[Task description] Give back every entry exactly; drop the pictures.

[Data]
*****
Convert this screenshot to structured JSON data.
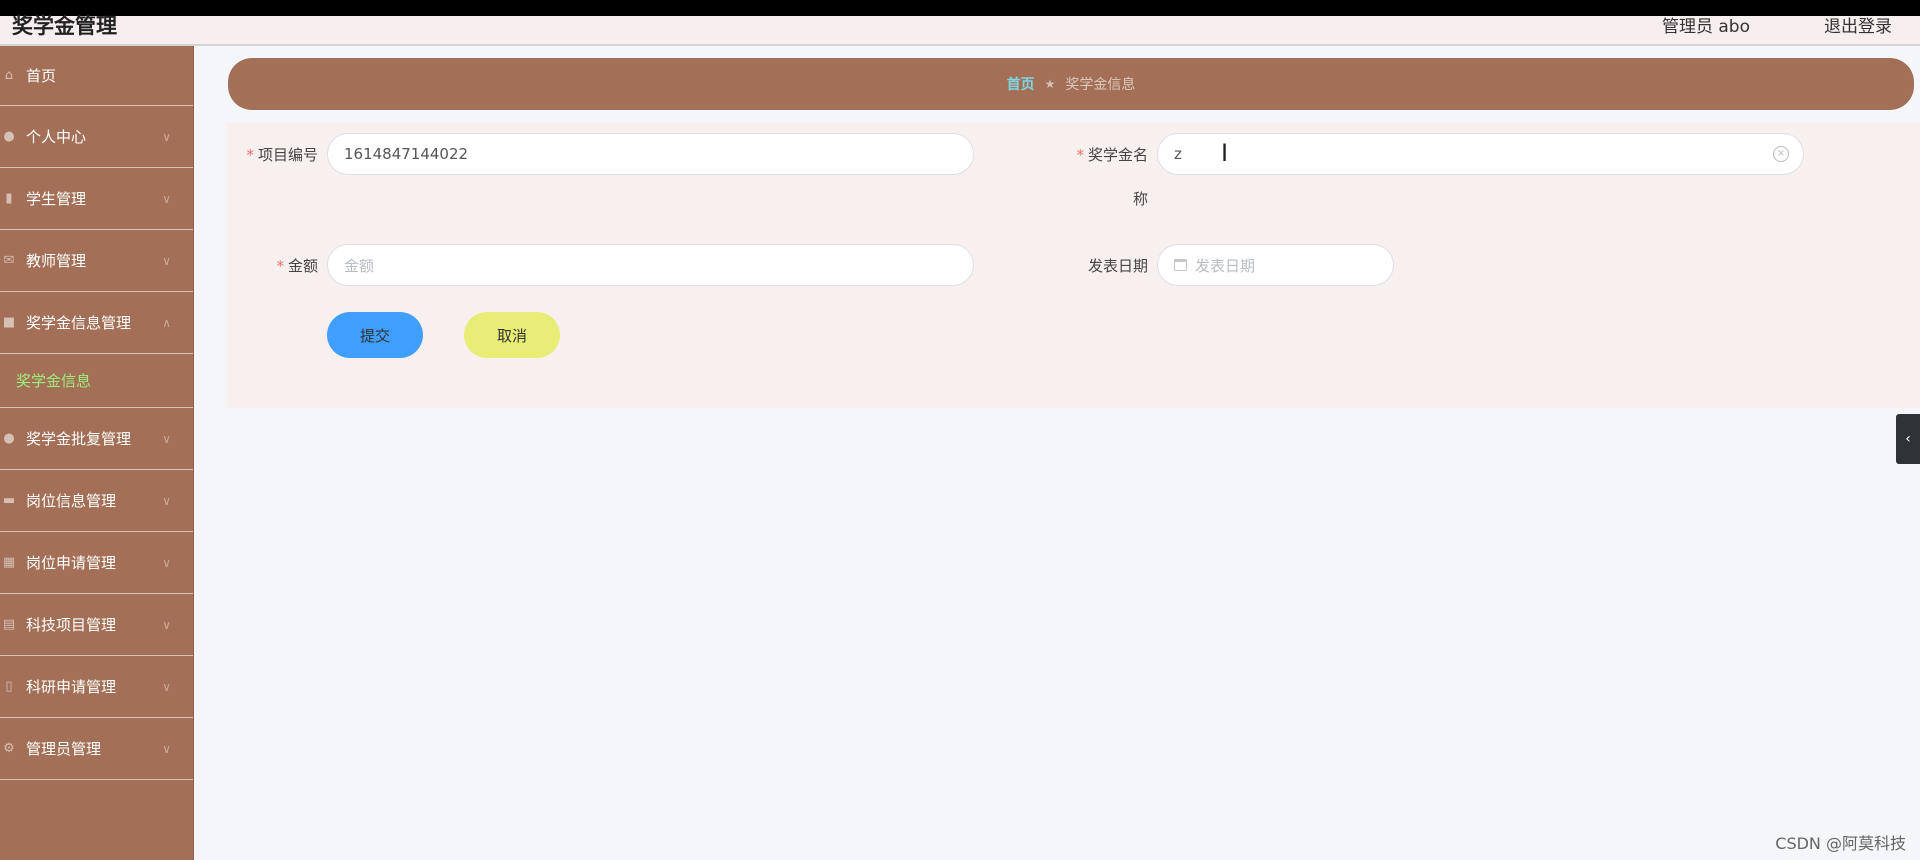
{
  "header": {
    "title": "奖学金管理",
    "user_text": "管理员 abo",
    "logout": "退出登录"
  },
  "sidebar": {
    "items": [
      {
        "label": "首页",
        "icon": "home-icon"
      },
      {
        "label": "个人中心",
        "icon": "user-icon"
      },
      {
        "label": "学生管理",
        "icon": "bar-chart-icon"
      },
      {
        "label": "教师管理",
        "icon": "mail-icon"
      },
      {
        "label": "奖学金信息管理",
        "icon": "briefcase-icon"
      },
      {
        "label": "奖学金批复管理",
        "icon": "user-icon"
      },
      {
        "label": "岗位信息管理",
        "icon": "chart-icon"
      },
      {
        "label": "岗位申请管理",
        "icon": "calendar-icon"
      },
      {
        "label": "科技项目管理",
        "icon": "clipboard-icon"
      },
      {
        "label": "科研申请管理",
        "icon": "mic-icon"
      },
      {
        "label": "管理员管理",
        "icon": "settings-icon"
      }
    ],
    "active_sub": "奖学金信息"
  },
  "breadcrumb": {
    "home": "首页",
    "current": "奖学金信息"
  },
  "form": {
    "project_no_label": "项目编号",
    "project_no_value": "1614847144022",
    "name_label_1": "奖学金名",
    "name_label_2": "称",
    "name_value": "z",
    "amount_label": "金额",
    "amount_placeholder": "金额",
    "date_label": "发表日期",
    "date_placeholder": "发表日期",
    "submit": "提交",
    "cancel": "取消"
  },
  "watermark": "CSDN @阿莫科技"
}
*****
[Response area]
Convert this screenshot to structured JSON data.
{
  "header": {
    "title": "奖学金管理",
    "user_text": "管理员 abo",
    "logout": "退出登录"
  },
  "sidebar": {
    "items": [
      {
        "label": "首页",
        "icon": "home-icon"
      },
      {
        "label": "个人中心",
        "icon": "user-icon"
      },
      {
        "label": "学生管理",
        "icon": "bar-chart-icon"
      },
      {
        "label": "教师管理",
        "icon": "mail-icon"
      },
      {
        "label": "奖学金信息管理",
        "icon": "briefcase-icon"
      },
      {
        "label": "奖学金批复管理",
        "icon": "user-icon"
      },
      {
        "label": "岗位信息管理",
        "icon": "chart-icon"
      },
      {
        "label": "岗位申请管理",
        "icon": "calendar-icon"
      },
      {
        "label": "科技项目管理",
        "icon": "clipboard-icon"
      },
      {
        "label": "科研申请管理",
        "icon": "mic-icon"
      },
      {
        "label": "管理员管理",
        "icon": "settings-icon"
      }
    ],
    "active_sub": "奖学金信息"
  },
  "breadcrumb": {
    "home": "首页",
    "current": "奖学金信息"
  },
  "form": {
    "project_no_label": "项目编号",
    "project_no_value": "1614847144022",
    "name_label_1": "奖学金名",
    "name_label_2": "称",
    "name_value": "z",
    "amount_label": "金额",
    "amount_placeholder": "金额",
    "date_label": "发表日期",
    "date_placeholder": "发表日期",
    "submit": "提交",
    "cancel": "取消"
  },
  "watermark": "CSDN @阿莫科技"
}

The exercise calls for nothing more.